Task goal: Your answer must be every line of the data that contains "subtitle".

++++

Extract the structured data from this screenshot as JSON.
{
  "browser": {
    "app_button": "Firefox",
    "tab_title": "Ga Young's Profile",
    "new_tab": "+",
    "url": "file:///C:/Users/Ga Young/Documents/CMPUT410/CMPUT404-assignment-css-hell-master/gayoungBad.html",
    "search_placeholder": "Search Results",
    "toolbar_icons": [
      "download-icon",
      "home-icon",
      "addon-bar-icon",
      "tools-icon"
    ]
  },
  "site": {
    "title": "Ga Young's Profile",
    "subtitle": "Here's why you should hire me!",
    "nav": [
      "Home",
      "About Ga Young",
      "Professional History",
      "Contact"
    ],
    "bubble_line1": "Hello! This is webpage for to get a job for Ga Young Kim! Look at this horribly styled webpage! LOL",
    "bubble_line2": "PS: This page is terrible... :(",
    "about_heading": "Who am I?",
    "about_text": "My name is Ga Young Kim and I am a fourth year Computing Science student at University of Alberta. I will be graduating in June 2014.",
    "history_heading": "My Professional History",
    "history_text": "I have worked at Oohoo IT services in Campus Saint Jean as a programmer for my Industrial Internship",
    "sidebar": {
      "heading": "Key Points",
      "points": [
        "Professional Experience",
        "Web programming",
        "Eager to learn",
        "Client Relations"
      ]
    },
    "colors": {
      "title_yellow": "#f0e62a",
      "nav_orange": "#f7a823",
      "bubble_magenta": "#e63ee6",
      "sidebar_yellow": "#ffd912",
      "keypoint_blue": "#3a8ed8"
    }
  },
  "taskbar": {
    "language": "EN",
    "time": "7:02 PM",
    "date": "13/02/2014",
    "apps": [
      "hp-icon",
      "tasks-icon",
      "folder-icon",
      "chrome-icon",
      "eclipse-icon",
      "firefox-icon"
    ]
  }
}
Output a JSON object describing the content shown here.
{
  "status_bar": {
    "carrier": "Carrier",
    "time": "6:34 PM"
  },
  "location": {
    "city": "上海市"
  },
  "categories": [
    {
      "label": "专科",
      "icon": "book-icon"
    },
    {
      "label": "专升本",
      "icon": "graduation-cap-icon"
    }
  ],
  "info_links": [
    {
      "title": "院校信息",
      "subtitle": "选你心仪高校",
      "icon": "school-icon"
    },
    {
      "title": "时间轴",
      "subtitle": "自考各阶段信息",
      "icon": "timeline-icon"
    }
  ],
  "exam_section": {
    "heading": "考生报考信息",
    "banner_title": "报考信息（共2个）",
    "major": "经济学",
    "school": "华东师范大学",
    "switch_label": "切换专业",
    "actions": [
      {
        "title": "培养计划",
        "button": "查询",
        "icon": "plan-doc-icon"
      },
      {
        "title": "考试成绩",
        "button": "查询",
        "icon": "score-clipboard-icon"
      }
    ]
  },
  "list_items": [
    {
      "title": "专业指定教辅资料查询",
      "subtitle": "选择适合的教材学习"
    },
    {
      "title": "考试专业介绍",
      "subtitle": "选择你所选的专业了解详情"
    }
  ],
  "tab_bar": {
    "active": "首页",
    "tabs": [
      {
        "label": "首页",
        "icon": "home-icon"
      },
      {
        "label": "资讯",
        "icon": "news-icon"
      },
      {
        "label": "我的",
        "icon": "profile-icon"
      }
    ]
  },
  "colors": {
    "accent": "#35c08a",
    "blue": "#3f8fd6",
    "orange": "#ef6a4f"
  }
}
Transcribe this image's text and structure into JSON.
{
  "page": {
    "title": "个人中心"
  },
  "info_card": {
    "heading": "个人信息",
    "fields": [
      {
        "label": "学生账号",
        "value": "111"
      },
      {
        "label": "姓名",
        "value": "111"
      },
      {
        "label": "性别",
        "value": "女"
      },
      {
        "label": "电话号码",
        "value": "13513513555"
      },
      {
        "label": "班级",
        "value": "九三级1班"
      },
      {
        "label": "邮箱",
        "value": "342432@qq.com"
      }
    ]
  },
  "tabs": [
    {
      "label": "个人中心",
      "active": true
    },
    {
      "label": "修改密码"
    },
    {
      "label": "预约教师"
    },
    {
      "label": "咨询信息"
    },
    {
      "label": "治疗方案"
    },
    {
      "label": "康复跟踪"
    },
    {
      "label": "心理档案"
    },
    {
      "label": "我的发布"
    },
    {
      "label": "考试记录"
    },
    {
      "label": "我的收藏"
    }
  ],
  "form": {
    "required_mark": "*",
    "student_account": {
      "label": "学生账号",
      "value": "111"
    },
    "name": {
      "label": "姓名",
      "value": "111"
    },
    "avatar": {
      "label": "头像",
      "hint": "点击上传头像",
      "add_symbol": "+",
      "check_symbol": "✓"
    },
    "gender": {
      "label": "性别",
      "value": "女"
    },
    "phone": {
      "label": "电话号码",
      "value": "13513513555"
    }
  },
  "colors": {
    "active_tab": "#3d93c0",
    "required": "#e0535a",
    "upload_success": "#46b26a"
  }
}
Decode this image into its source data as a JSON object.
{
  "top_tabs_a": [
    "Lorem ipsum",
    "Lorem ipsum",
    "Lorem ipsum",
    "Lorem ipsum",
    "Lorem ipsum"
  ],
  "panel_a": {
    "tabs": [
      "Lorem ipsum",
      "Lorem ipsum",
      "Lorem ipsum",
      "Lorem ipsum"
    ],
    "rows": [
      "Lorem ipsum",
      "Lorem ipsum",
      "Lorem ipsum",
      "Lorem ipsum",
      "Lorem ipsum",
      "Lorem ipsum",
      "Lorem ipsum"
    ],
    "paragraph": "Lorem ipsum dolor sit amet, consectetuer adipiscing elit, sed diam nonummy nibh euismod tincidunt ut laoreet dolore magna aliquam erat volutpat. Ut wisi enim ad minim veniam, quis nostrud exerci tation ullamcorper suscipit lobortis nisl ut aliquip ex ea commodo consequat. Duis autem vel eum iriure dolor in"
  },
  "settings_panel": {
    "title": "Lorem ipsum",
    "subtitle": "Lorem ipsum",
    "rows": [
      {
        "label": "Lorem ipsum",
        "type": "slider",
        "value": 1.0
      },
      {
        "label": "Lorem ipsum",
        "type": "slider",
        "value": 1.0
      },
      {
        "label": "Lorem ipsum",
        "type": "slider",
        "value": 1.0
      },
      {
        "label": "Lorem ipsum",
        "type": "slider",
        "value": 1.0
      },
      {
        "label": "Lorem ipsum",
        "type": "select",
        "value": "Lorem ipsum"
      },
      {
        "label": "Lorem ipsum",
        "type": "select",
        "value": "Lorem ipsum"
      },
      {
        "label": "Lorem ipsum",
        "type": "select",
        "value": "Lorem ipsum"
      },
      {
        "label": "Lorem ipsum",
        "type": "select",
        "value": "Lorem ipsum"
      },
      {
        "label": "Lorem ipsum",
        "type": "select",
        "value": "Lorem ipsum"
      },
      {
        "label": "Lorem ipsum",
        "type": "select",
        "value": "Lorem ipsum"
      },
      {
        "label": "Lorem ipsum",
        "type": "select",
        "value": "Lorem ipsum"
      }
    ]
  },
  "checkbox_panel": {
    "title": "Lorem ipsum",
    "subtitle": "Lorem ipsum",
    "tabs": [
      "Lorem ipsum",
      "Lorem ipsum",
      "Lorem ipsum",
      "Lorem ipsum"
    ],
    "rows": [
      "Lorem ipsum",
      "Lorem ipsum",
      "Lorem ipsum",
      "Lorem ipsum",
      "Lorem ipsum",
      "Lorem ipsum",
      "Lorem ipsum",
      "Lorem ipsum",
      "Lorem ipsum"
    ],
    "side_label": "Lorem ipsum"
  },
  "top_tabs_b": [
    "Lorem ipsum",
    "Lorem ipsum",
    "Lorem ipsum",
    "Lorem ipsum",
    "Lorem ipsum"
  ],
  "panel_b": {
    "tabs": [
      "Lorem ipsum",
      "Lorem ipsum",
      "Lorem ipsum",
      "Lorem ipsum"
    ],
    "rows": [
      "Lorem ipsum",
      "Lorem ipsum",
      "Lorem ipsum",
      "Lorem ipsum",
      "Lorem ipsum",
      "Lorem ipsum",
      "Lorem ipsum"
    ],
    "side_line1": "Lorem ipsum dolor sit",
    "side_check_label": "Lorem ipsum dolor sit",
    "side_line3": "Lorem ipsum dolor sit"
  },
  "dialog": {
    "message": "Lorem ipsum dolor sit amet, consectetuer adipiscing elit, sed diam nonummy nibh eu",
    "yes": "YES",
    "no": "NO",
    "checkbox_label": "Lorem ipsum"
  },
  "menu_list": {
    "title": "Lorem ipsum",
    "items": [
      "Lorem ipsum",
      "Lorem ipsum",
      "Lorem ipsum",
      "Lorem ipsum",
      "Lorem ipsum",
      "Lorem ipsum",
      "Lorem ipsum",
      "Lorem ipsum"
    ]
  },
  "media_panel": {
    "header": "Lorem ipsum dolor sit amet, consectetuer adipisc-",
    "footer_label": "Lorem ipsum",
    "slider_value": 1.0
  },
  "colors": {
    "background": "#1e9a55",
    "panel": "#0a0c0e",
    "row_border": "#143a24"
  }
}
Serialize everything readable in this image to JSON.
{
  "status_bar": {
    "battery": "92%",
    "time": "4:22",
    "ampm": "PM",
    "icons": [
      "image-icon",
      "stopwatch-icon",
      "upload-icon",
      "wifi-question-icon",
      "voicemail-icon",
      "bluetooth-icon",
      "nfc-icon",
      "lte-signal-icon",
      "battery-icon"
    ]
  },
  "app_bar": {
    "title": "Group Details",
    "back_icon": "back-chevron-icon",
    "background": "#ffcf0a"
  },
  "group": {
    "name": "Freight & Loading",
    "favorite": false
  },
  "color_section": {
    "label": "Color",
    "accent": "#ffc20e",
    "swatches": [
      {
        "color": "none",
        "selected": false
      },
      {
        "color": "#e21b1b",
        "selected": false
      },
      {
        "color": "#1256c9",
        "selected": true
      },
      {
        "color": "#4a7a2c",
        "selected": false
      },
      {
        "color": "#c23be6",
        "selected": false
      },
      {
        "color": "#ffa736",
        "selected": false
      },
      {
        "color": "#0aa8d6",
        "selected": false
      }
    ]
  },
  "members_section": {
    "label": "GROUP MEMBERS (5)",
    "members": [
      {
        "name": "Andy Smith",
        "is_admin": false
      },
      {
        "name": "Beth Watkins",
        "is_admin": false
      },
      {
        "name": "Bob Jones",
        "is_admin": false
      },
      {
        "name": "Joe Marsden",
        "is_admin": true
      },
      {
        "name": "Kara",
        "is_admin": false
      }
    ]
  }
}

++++

Answer to this task:
    "subtitle": "Here's why you should hire me!",
      "subtitle": "选你心仪高校",
      "subtitle": "自考各阶段信息",
      "subtitle": "选择适合的教材学习"
      "subtitle": "选择你所选的专业了解详情"
    "subtitle": "Lorem ipsum",
    "subtitle": "Lorem ipsum",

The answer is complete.